MAXINE GORDON heads up Bishy Road for a night out

BISHOPTHORPE Road's success story has been well documented – not just by us here at The Press but in national newspapers and magazines too. Recently, it was hailed by the Sunday Times as one of the reasons York was named the Best Place to Live in the UK, while The Guardian used it as a case study to show how high streets can revive themselves when traders and communities come together.

That double act has been the remarkable recipe for success for Bishopthorpe Road which just ten years ago was full of empty shops and rather down on its luck. Its revival has been as sprightly as its upbeat new name: Bishy Road.

There are cafes galore, and we decided to check out Angel on the Green – an all day cafe/bar/restaurant commanding an enviable corner spot in the former Cycle Heaven building.

When the place first opened it was all about its pizzas. But the menu has expanded, and offers a good range of vegan and gluten-free options too.

We booked a table on a Friday evening at 7pm. It was full on arrival; groups happily chatting over a pint and a prosecco in the bar at the front, while diners filled the tables in the two rooms at the rear. The decor is unpretentious and almost rustic: a warm rusty-yellow on the walls, wooden tables and chairs and fairy lights give an inviting, homely ambience.

The place has a good reputation for coffee and cake – and there were at least eight amazing-looking bakes on display on our visit, with something for all tastes, including coconut and lime; Malteser; Oreo; rosewater and pistachio, and a triple-layered dark chocolate sponge covered in multi-coloured meringue peaks.

The menu has a selection of small plates, sharing boards, mains, pizzas, and a choice of sides.

A bottle of house white – a Spanish Verdejo Viura – was crisp and fruity and perfect for easy drinking. It was a good price at £17 a bottle, but could have been served colder.

There were four of us and to begin we chose the homemade haddock goujons (£6.50); buttermilk-fried confit chicken (£4) and potato, spring onion and ginger croquettes (£3.50).

Each came with a different creamy dip and all were good. The croquettes were alarmingly dark (perhaps slightly over-cooked), and a lurid green inside on account of the spring onion. But they had a lovely fluffiness and the ginger really powered through. The chicken fell away from its crispy coating and was tender and very tasty. But the goujons were the star: the fish was amazingly fresh and cooked to perfection; it flaked away into giant pieces and was delicious with the tangy house tartare sauce.

Service was super quick and efficient. The staff were friendly and knowledgeable too about the menu, which is always impressive and as it should be.

My husband really enjoyed his anchovy pizza (£9 for 9"/£11 for 13"). The base was very thin, and the tomato sauce smooth and tangy.
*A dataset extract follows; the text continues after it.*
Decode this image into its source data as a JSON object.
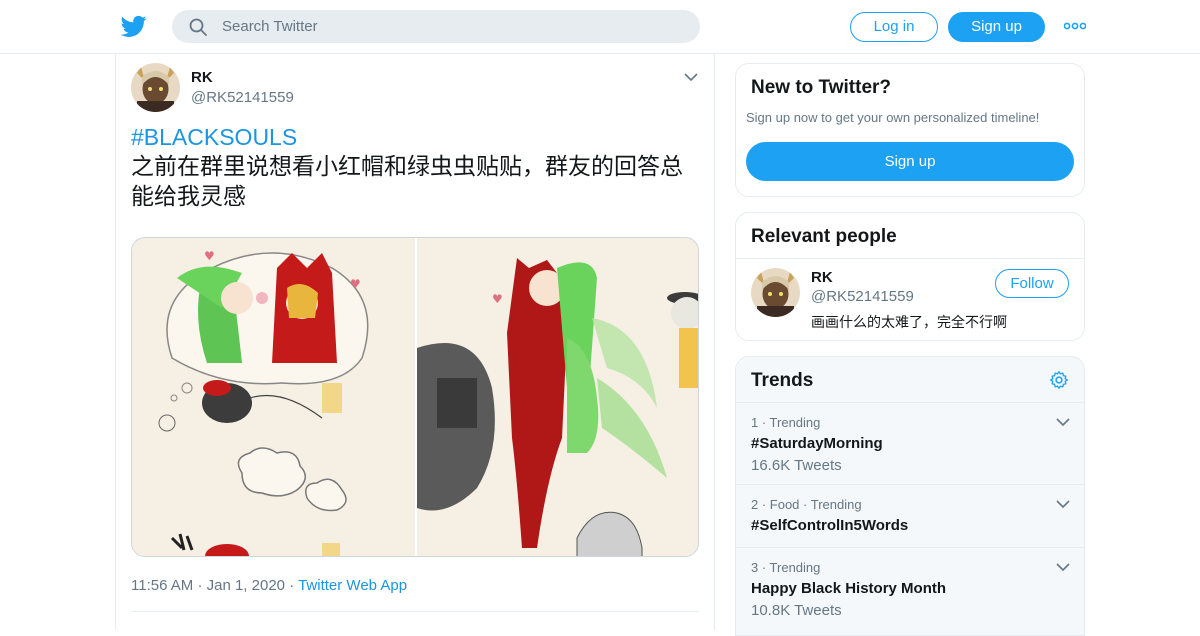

He loved the saltiness of all the ingredients: the marinated anchovies, the capers and olives. He gave it a "four out of five".

My daughter also liked the roasted lamb breast with French fricassee peas, buttery mash and rich lamb gravy. At £14.50, this was one of the more expensive items on the menu. The mash was silky smooth and the peas and shallots lovely and sweet. The lamb was tender and full or flavour, if a bit fatty. A "three-and-a-half out of five", she reckoned.

My friend B had the Caesar-style salad, which came with strips of bacon, chicken and fresh anchovies (£9.50); she thought it very good, a steady "four".

I chose the seasonal vegetable curry, with rice and flatbread (£8.50). This happened to be cauliflower and potato. It had a lovely earthy taste, sweetened by coconut, but most of the cauliflower pieces were charred (perhaps roasted in the oven too long) and the flatbread, which looked more like a naan bread, was black on the back. I thought this showed a lack of care, and was disappointed, so would score my meal only a 2.5.

But it was the only real off-key note on the night.

We were too full to have cakes – but they looked irresistable, so we will be back.

York has a thriving indy scene, and it's thanks to places like Angel on the Green.

Incidentally, the name comes from the fact it is opposite a little green on Bishy Road and the first owner of the building was a Mr Angel.

Our bill for the evening, including drinks, came to £77.80 - which we thought was good value.

Angel on the Green, 2-4 Bishopthorpe Rd, York

T: 01904 866073

FB: @AngelOnTheGreen

Food: Mostly good 3.5/5

Ambience: Inviting 4/5

Service: Attentive 4.5/5

Value: Good 4/5

All reviews are independent and paid for by The Press